By Bruce Karnick [email protected] Swim meets can sometimes come down to tenths of a second. Such was the case in the Raiders visit to the Grove on Thursday night, January 14th. One relay came …
By Bruce Karnick
Swim meets can sometimes come down to tenths of a second. Such was the case in the Raiders visit to the Grove on Thursday night, January 14th. One relay came down to four tenths of a second, but which way did it go? For those that understand how swimming is scored, feel free to skip ahead. For those that have never understood it, maybe this will help.
Swim scoring has its quirks, so here is the long explanation. Only varsity events count for the score. Individual events score the top five finishers. First place earns six points, second earns four, third earns three, fourth earns two and fifth earns one. Sixth and lower earn none. For Individual events, one team can only score the top three swimmers. That means, in an eight lane pool for a dual meet, if each team has four swimmers in a varsity race, even if Team A places First, Second, Third and Fourth, the best they could do is score their top three, and Team B would then get points for fourth and fifth. Relays are similar but those are limited to the top three places. First earns eight points, second earns four and third earns two. Only the top two relays for each team can score.
Short explanation: Individual Events = 6, 4, 3, 2, 1 points for first to fifth. Max three places per team Relay Events = 8, 4, 2 points for first to third. Max two places per team.
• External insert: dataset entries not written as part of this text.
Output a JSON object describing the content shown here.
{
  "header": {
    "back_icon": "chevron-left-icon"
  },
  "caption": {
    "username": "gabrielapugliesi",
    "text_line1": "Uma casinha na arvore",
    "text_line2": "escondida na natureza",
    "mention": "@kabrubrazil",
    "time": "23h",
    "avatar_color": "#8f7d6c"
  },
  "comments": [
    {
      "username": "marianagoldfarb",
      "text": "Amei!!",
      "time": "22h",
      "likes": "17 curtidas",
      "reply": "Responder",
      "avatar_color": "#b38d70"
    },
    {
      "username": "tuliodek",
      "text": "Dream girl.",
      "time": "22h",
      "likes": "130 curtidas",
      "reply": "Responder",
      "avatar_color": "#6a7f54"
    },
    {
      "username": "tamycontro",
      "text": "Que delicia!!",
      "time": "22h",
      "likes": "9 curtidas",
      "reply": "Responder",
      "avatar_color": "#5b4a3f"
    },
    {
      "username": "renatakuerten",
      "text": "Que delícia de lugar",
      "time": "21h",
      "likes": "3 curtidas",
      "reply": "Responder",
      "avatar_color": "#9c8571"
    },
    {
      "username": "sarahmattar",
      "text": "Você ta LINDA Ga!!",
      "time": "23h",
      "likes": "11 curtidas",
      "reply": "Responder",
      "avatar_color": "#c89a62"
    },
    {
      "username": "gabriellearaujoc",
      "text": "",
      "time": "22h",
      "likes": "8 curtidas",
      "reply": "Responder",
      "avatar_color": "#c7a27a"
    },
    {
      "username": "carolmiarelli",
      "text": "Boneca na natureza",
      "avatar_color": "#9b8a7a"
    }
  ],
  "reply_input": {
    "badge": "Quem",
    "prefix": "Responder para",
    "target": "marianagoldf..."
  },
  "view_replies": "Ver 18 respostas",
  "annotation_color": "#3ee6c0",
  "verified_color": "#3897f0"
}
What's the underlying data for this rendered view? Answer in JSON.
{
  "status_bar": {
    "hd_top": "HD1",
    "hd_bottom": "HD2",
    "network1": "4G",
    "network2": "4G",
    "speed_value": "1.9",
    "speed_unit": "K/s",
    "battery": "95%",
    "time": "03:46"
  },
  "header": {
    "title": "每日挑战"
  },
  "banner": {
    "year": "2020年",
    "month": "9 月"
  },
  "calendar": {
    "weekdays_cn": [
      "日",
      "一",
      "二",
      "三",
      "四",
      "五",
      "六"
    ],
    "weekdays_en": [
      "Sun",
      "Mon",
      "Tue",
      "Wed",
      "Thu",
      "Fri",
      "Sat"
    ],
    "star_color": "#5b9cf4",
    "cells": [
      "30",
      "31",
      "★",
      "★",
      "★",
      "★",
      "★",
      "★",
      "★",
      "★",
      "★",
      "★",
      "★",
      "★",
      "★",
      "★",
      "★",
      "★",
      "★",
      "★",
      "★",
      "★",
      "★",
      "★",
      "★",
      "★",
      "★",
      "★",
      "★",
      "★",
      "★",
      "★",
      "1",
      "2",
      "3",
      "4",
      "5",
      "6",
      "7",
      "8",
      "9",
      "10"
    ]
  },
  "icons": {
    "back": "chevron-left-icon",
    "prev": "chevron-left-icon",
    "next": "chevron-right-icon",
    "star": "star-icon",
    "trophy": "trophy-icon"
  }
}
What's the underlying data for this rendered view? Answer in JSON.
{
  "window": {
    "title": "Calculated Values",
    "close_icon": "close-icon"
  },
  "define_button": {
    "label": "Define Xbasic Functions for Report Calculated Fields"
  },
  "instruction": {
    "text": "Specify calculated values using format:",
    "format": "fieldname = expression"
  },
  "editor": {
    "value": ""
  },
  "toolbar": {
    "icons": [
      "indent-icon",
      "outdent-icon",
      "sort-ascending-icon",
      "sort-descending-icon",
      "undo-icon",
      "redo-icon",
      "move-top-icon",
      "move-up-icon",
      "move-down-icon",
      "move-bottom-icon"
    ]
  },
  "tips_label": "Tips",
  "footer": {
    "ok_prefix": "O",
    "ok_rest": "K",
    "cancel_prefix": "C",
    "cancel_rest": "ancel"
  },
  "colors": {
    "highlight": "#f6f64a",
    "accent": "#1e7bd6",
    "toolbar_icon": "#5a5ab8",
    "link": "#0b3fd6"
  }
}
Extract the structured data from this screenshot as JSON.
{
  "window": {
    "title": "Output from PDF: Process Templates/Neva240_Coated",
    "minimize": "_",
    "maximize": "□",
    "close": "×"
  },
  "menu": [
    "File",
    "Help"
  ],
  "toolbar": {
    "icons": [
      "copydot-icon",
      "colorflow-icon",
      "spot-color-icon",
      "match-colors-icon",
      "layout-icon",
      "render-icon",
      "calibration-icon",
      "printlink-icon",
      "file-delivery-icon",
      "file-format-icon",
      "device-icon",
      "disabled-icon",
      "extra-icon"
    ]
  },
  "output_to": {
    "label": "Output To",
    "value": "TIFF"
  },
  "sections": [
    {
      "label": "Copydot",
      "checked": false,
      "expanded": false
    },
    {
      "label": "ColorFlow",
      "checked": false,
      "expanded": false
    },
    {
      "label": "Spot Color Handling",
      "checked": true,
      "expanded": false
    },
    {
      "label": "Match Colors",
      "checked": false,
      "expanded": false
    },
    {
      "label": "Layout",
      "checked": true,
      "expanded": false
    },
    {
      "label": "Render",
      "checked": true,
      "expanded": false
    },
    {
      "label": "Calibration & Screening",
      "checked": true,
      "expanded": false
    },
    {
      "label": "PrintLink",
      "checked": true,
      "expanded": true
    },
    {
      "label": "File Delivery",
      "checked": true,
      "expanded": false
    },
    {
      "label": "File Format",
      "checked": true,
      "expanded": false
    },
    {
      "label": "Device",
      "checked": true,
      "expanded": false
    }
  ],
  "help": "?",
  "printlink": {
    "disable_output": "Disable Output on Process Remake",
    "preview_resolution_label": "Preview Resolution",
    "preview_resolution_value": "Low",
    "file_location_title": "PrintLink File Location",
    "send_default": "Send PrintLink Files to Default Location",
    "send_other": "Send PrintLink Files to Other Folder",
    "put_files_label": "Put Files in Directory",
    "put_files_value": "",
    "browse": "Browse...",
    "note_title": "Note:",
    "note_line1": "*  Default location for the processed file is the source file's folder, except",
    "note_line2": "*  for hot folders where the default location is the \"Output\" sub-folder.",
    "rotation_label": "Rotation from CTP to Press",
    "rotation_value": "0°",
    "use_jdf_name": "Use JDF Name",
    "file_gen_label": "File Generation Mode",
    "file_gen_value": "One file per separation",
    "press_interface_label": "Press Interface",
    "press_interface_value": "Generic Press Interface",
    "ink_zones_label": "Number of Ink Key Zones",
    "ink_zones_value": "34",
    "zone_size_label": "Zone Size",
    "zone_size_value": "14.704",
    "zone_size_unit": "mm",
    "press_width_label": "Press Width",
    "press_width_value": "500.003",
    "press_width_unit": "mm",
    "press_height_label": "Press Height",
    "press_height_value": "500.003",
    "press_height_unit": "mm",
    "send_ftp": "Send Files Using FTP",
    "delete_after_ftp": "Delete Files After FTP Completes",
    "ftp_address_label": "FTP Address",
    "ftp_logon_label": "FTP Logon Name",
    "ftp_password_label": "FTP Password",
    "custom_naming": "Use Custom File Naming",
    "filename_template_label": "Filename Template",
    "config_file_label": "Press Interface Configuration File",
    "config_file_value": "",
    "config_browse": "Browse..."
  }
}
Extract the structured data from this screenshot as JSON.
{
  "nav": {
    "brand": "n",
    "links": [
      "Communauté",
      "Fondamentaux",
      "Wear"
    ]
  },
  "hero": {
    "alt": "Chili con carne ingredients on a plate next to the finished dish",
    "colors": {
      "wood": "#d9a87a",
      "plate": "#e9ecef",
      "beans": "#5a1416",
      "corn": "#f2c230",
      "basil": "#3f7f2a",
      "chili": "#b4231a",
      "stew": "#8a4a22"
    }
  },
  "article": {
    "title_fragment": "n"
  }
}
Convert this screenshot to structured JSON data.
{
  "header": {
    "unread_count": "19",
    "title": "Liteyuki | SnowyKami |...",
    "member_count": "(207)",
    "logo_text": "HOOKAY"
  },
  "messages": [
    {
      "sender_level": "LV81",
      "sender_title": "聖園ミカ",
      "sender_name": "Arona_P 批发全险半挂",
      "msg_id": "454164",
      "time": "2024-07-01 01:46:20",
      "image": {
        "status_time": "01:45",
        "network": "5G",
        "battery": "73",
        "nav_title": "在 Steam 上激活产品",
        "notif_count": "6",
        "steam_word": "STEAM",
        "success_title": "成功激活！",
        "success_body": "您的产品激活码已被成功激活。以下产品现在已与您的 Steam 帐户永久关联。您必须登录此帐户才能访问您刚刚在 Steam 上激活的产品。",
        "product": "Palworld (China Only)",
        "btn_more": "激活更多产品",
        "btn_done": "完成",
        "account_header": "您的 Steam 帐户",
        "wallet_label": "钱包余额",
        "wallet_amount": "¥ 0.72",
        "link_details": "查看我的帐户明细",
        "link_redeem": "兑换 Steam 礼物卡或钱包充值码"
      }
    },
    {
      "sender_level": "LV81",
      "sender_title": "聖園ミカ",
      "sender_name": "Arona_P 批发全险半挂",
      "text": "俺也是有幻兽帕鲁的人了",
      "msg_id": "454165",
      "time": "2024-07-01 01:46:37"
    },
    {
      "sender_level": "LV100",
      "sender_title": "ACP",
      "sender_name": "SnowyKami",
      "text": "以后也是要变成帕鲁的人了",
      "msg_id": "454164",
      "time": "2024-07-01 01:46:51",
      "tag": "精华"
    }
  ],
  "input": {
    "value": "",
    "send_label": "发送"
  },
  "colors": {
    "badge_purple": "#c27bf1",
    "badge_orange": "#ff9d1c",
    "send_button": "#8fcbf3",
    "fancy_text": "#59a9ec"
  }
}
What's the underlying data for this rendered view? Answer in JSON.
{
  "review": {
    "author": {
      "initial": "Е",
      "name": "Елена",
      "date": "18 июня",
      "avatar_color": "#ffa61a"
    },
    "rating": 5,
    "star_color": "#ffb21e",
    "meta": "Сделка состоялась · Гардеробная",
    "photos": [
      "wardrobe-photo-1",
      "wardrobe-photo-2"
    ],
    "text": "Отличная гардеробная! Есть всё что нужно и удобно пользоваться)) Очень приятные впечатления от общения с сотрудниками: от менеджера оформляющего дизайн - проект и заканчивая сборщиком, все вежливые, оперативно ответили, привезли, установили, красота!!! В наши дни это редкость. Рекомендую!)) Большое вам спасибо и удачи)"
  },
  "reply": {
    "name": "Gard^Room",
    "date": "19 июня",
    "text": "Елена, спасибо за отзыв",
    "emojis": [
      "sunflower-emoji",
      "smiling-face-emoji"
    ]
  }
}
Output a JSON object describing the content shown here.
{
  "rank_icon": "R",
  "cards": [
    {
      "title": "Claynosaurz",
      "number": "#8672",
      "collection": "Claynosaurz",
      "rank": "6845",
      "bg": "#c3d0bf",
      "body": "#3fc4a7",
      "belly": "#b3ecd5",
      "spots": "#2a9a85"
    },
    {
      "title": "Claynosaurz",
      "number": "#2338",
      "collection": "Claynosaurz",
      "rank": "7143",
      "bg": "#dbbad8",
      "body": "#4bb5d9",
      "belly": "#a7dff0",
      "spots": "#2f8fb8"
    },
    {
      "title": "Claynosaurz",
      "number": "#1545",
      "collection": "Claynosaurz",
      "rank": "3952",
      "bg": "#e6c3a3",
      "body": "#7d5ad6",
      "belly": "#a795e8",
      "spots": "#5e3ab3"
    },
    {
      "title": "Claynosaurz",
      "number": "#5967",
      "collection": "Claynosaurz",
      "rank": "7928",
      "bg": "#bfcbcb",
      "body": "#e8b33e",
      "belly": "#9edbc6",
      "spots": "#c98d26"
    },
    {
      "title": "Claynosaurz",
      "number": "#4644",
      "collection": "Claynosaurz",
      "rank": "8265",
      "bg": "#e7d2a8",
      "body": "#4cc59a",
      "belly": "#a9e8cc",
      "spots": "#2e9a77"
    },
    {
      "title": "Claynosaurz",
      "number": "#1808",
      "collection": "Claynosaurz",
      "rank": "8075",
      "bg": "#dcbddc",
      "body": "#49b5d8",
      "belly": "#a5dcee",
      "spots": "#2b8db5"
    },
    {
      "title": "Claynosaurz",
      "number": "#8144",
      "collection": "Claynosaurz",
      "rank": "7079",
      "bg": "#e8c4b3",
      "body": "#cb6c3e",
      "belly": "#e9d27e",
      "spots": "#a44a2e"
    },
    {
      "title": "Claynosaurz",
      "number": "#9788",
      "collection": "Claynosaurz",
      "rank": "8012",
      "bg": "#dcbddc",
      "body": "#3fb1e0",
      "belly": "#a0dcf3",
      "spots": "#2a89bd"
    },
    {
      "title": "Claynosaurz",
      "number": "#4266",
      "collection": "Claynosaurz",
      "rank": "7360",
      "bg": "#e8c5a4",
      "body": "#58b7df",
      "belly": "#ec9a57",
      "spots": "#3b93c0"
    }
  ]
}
For dual meets, where it’s Team A vs Team B, the magic point total to guarantee victory is 94 points. Once a team reaches 94 points, it is not possible for the trailing team to win. In general, once a team reaches 94 points, they will go into exhibition mode. This means they are forfeiting any additional points they would earn in any remaining races. It is a courtesy thing at the high school level, so the scores don’t look insulting.
How did this night come down to four tenths of a second? The third event of the night, 400 medley relay. Four swimmers, two laps each, each swimmer swims a different stroke. The first swimmer, Phillip Jensen swam the backstroke and completed his portion in 57.82, just over four seconds ahead of his opponent. John Destross would swim the breaststroke portion and his opponent would make up significant ground for Simley making the teams almost even at the midway point of the race. Caleb Urban was the butterfly swimmer for the relay, and he would come in about a second ahead of his opponent, so it all came down to freestyler Joe Everson. Everson would enter the pool just over a second ahead of Simley’s Brandon Petryszyn. Petryszyn would even the race at the 50-yard mark of the 100yard freestyle portion of the relay. Both swimmers touched the timing pad at 3:33 on the timer. Everson would be at 3:33.24 and Petryszyn at 3:33.25, one one-hundredth of a second separating them.
At the 75-yard turn, the swimmers were still neck and neck. By the time they hit the touch pad at the finish, Petryszyn edged out Everson by .38 of a second to give Simley the relay win. Races like that are exciting to watch even though there is always someone heartbroken at the end.
The 200-butterfly team of Jensen, Hudson Doty, Adam Duer and Destross put in a solid performance, winning their event by nearly three seconds. Once Destross was able to catch his breath, he spoke to us after the race.
“This is kind of one of our best relays to do. We’re all pretty good butterflies so we just went out there and we gave it our all. It’s the first meet so none of us are really out there doing our best times but we’re all out there giving it 110% you know,” Destross said as his teammates were behind him laughing trying to break his concentration.
How are the guys doing with the masks?
“It makes it a little harder. You know, just to do like some stretches after you get out of a pool, to do some breathing, but it’s, you know, we’re working with it. You do the best you can. We’re just happy to be swimming,” Destross Added.
The Raiders would take first place in five of nine events, but it was not enough to win the meet. The final score was Simley 64, Hastings 62. Looking back at many sporting events, it always comes down to a few key moments. Four tenths of a second difference in one relay changes the score to 58-66 in favor of Hastings.
Key performances for the Raiders: Phil Jensen dominated the backstroke, showcasing why he is one of the best backstrokers in the state this year.
Caleb Urban had a very smart race in the 500 yd freestyle portion of the crescendo relay, not allowing his opponent to rattle Urban with an early sprint to lead. Caleb kept to his race plan and beat the Simley swimmer by 15 seconds.
Joe Everson continues his sprint prowess, leading all competitors in that category.
Ryan Lester dominated in diving, winning by 31 points over his Simley challenger.
Swimmers of the meet for Hastings were Taylor Schmaltz and Isaac Schalk. Each of them had four lifetime best swims.
The next two weeks of meets for the Raider swimmers is: 1/21 at Tartan and 1/28 at home against St. Thomas Academy. Keep an eye on HCTV’s Facebook page for streaming information and of course, get the recaps here each week!
Raider butterflier, John Destross swims the final lap of the 200-yard butterfly relay. His lap time was 25.76 and the Raiders won the relay with a time of 1:44.18. Photo by Bruce Karnick